Last year, I sort of tossed my dahlia tubers into a hole and hoped they would grow. Boy did they! They were massive plants - they would have been at least 5 feet tall if I'd staked them properly. They were prolific bloomers and provided many vases with beautiful cut flowers. This year, I tried to be cognizant of their needs. You know what that means - they won't grow! I divided some of them to give to my neighbor and hope I didn't destroy them. I just pulled them apart instead of doing what the experts in this video recommend:


I think they're hardier than they get credit for, though. I dug up all of my tubers in the fall and overwintered them in the basement. But what did I spy already a foot tall in the front yard? A dahlia. I'm guessing that I missed a piece of a tuber last fall and the mild winter didn't turn it to mush. Should be interesting to see what it does.

Tomorrow's To Do list:
* Stake the new eastern redbud before it falls over
* Buy the remainder of the fence finials and put them on the fence posts
* Turn over some more land at the off-site veggie garden; plant pea seedlings and peppers
* Coat the potting bench with polyurethane
* If time allows, move the St. John's Wort bush and Kerria japonica to the side yard hill
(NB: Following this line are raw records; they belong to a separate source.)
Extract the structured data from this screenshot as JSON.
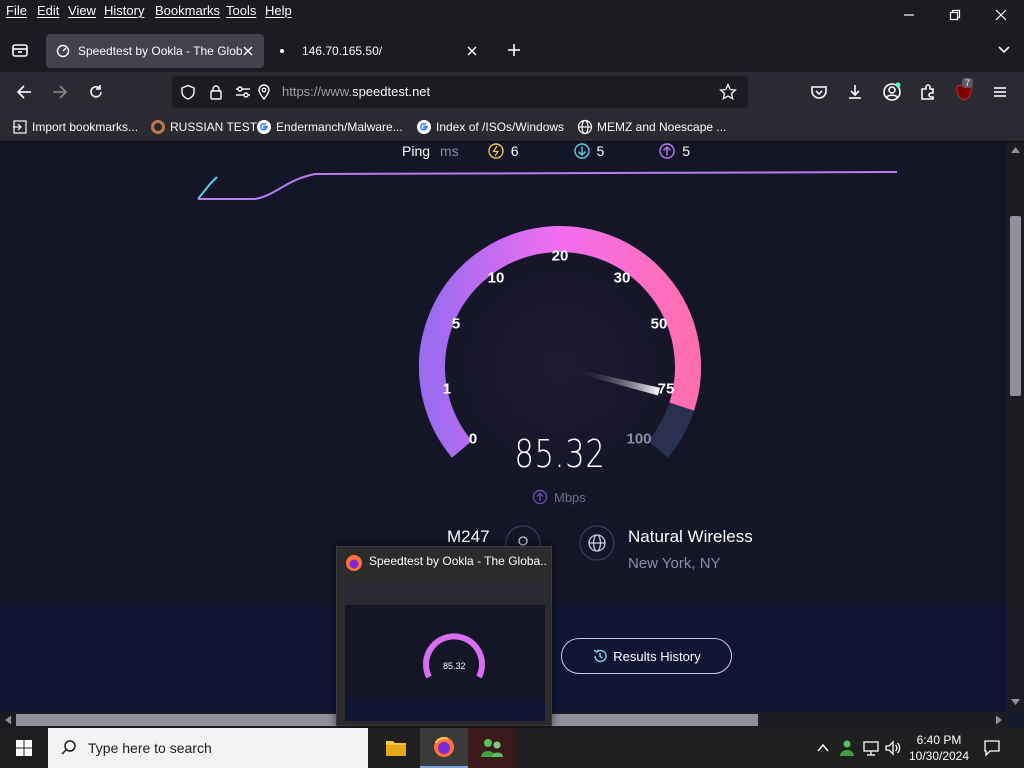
{
  "menubar": {
    "items": [
      "File",
      "Edit",
      "View",
      "History",
      "Bookmarks",
      "Tools",
      "Help"
    ]
  },
  "tabs": [
    {
      "label": "Speedtest by Ookla - The Globa",
      "active": true
    },
    {
      "label": "146.70.165.50/",
      "active": false
    }
  ],
  "navbar": {
    "url_prefix": "https://www.",
    "url_host": "speedtest.net",
    "extension_badge": "7"
  },
  "bookmarks": [
    {
      "label": "Import bookmarks...",
      "icon": "import-icon"
    },
    {
      "label": "RUSSIAN TEST",
      "icon": "ring-icon"
    },
    {
      "label": "Endermanch/Malware...",
      "icon": "google-icon"
    },
    {
      "label": "Index of /ISOs/Windows",
      "icon": "google-icon"
    },
    {
      "label": "MEMZ and Noescape ...",
      "icon": "globe-icon"
    }
  ],
  "speedtest": {
    "ping_label": "Ping",
    "ping_unit": "ms",
    "ping_idle": "6",
    "ping_download": "5",
    "ping_upload": "5",
    "gauge_labels": [
      "0",
      "1",
      "5",
      "10",
      "20",
      "30",
      "50",
      "75",
      "100"
    ],
    "speed_value": "85.32",
    "speed_unit": "Mbps",
    "server_name": "M247",
    "isp_name": "Natural Wireless",
    "isp_location": "New York, NY",
    "results_history": "Results History",
    "accent_start": "#9b6cf0",
    "accent_end": "#ff6fd8"
  },
  "thumbnail": {
    "title": "Speedtest by Ookla - The Globa...",
    "preview_value": "85.32"
  },
  "taskbar": {
    "search_placeholder": "Type here to search",
    "time": "6:40 PM",
    "date": "10/30/2024"
  }
}
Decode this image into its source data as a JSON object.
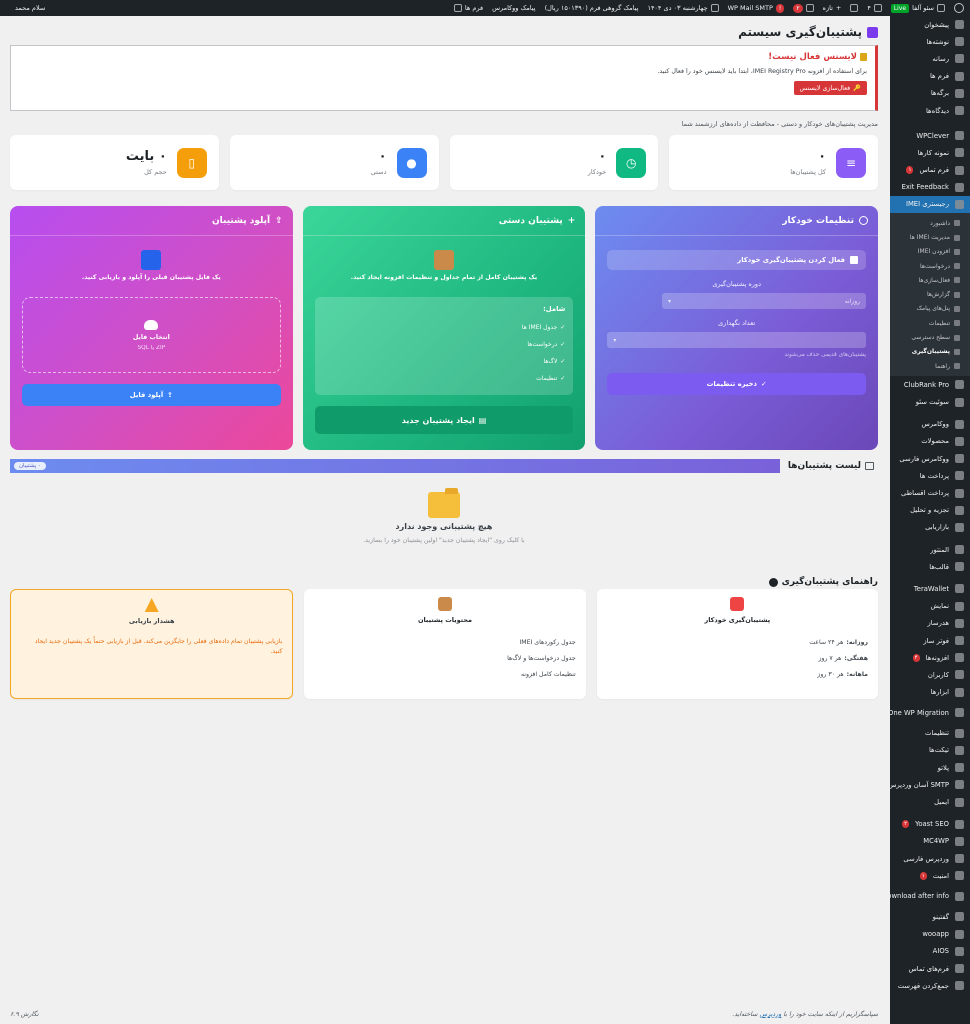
{
  "adminbar": {
    "site_name": "سئو آلفا",
    "live": "Live",
    "updates_count": "۴",
    "new_label": "تازه",
    "seo_badge": "۲",
    "smtp_label": "WP Mail SMTP",
    "smtp_badge": "!",
    "date_text": "چهارشنبه ۰۳ دی ۱۴۰۴",
    "sms_text": "پیامک گروهی فرم (۱۵۰۱۳۹۰ ریال)",
    "woo_sms": "پیامک ووکامرس",
    "forms": "فرم ها",
    "greeting": "سلام محمد"
  },
  "sidebar": {
    "items": [
      {
        "label": "پیشخوان"
      },
      {
        "label": "نوشته‌ها"
      },
      {
        "label": "رسانه"
      },
      {
        "label": "فرم ها"
      },
      {
        "label": "برگه‌ها"
      },
      {
        "label": "دیدگاه‌ها"
      },
      {
        "label": "WPClever"
      },
      {
        "label": "نمونه کارها"
      },
      {
        "label": "فرم تماس",
        "badge": "۱"
      },
      {
        "label": "Exit Feedback"
      },
      {
        "label": "رجیستری IMEI"
      }
    ],
    "submenu": [
      {
        "label": "داشبورد"
      },
      {
        "label": "مدیریت IMEI ها"
      },
      {
        "label": "افزودن IMEI"
      },
      {
        "label": "درخواست‌ها"
      },
      {
        "label": "فعال‌سازی‌ها"
      },
      {
        "label": "گزارش‌ها"
      },
      {
        "label": "پنل‌های پیامک"
      },
      {
        "label": "تنظیمات"
      },
      {
        "label": "سطح دسترسی"
      },
      {
        "label": "پشتیبان‌گیری"
      },
      {
        "label": "راهنما"
      }
    ],
    "items2": [
      {
        "label": "ClubRank Pro"
      },
      {
        "label": "سوئیت سئو"
      },
      {
        "label": "ووکامرس"
      },
      {
        "label": "محصولات"
      },
      {
        "label": "ووکامرس فارسی"
      },
      {
        "label": "پرداخت ها"
      },
      {
        "label": "پرداخت اقساطی"
      },
      {
        "label": "تجزیه و تحلیل"
      },
      {
        "label": "بازاریابی"
      },
      {
        "label": "المنتور"
      },
      {
        "label": "قالب‌ها"
      },
      {
        "label": "TeraWallet"
      },
      {
        "label": "نمایش"
      },
      {
        "label": "هدرساز"
      },
      {
        "label": "فوتر ساز"
      },
      {
        "label": "افزونه‌ها",
        "badge": "۴"
      },
      {
        "label": "کاربران"
      },
      {
        "label": "ابزارها"
      },
      {
        "label": "All-in-One WP Migration"
      },
      {
        "label": "تنظیمات"
      },
      {
        "label": "تیکت‌ها"
      },
      {
        "label": "پلاتو"
      },
      {
        "label": "SMTP آسان وردپرس"
      },
      {
        "label": "ایمیل"
      },
      {
        "label": "Yoast SEO",
        "badge": "۲"
      },
      {
        "label": "MC4WP"
      },
      {
        "label": "وردپرس فارسی"
      },
      {
        "label": "امنیت",
        "badge": "۱"
      },
      {
        "label": "Download after info"
      },
      {
        "label": "گفتینو"
      },
      {
        "label": "wooapp"
      },
      {
        "label": "AIOS"
      },
      {
        "label": "فرم‌های تماس"
      },
      {
        "label": "جمع‌کردن فهرست"
      }
    ]
  },
  "page": {
    "title": "پشتیبان‌گیری سیستم",
    "subtitle": "مدیریت پشتیبان‌های خودکار و دستی - محافظت از داده‌های ارزشمند شما"
  },
  "notice": {
    "title": "لایسنس فعال نیست!",
    "text": "برای استفاده از افزونه IMEI Registry Pro، ابتدا باید لایسنس خود را فعال کنید.",
    "button": "فعال‌سازی لایسنس"
  },
  "stats": [
    {
      "value": "۰",
      "label": "کل پشتیبان‌ها",
      "color": "#8b5cf6"
    },
    {
      "value": "۰",
      "label": "خودکار",
      "color": "#10b981"
    },
    {
      "value": "۰",
      "label": "دستی",
      "color": "#3b82f6"
    },
    {
      "value": "۰ بایت",
      "label": "حجم کل",
      "color": "#f59e0b"
    }
  ],
  "auto_panel": {
    "title": "تنظیمات خودکار",
    "enable_label": "فعال کردن پشتیبان‌گیری خودکار",
    "period_label": "دوره پشتیبان‌گیری",
    "period_value": "روزانه",
    "keep_label": "تعداد نگهداری",
    "keep_hint": "پشتیبان‌های قدیمی حذف می‌شوند",
    "save_button": "ذخیره تنظیمات"
  },
  "manual_panel": {
    "title": "پشتیبان دستی",
    "desc": "یک پشتیبان کامل از تمام جداول و تنظیمات افزونه ایجاد کنید.",
    "includes_title": "شامل:",
    "includes": [
      "جدول IMEI ها",
      "درخواست‌ها",
      "لاگ‌ها",
      "تنظیمات"
    ],
    "create_button": "ایجاد پشتیبان جدید"
  },
  "upload_panel": {
    "title": "آپلود پشتیبان",
    "desc": "یک فایل پشتیبان قبلی را آپلود و بازیابی کنید.",
    "choose_label": "انتخاب فایل",
    "formats": "ZIP یا SQL",
    "upload_button": "آپلود فایل"
  },
  "list": {
    "title": "لیست پشتیبان‌ها",
    "badge": "۰ پشتیبان",
    "empty_title": "هیچ پشتیبانی وجود ندارد",
    "empty_sub": "با کلیک روی \"ایجاد پشتیبان جدید\" اولین پشتیبان خود را بسازید."
  },
  "guide": {
    "title": "راهنمای پشتیبان‌گیری",
    "auto": {
      "head": "پشتیبان‌گیری خودکار",
      "lines": [
        {
          "k": "روزانه:",
          "v": "هر ۲۴ ساعت"
        },
        {
          "k": "هفتگی:",
          "v": "هر ۷ روز"
        },
        {
          "k": "ماهانه:",
          "v": "هر ۳۰ روز"
        }
      ]
    },
    "contents": {
      "head": "محتویات پشتیبان",
      "lines": [
        "جدول رکوردهای IMEI",
        "جدول درخواست‌ها و لاگ‌ها",
        "تنظیمات کامل افزونه"
      ]
    },
    "warning": {
      "head": "هشدار بازیابی",
      "text": "بازیابی پشتیبان تمام داده‌های فعلی را جایگزین می‌کند. قبل از بازیابی حتماً یک پشتیبان جدید ایجاد کنید."
    }
  },
  "footer": {
    "thanks_pre": "سپاسگزاریم از اینکه سایت خود را با",
    "wp_link": "وردپرس",
    "thanks_post": "ساخته‌اید.",
    "version": "نگارش ۶.۹"
  }
}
Restarting my blog as a place for more than just my garden photos, but to offer thoughts and commentary on keeping a small, urban garden.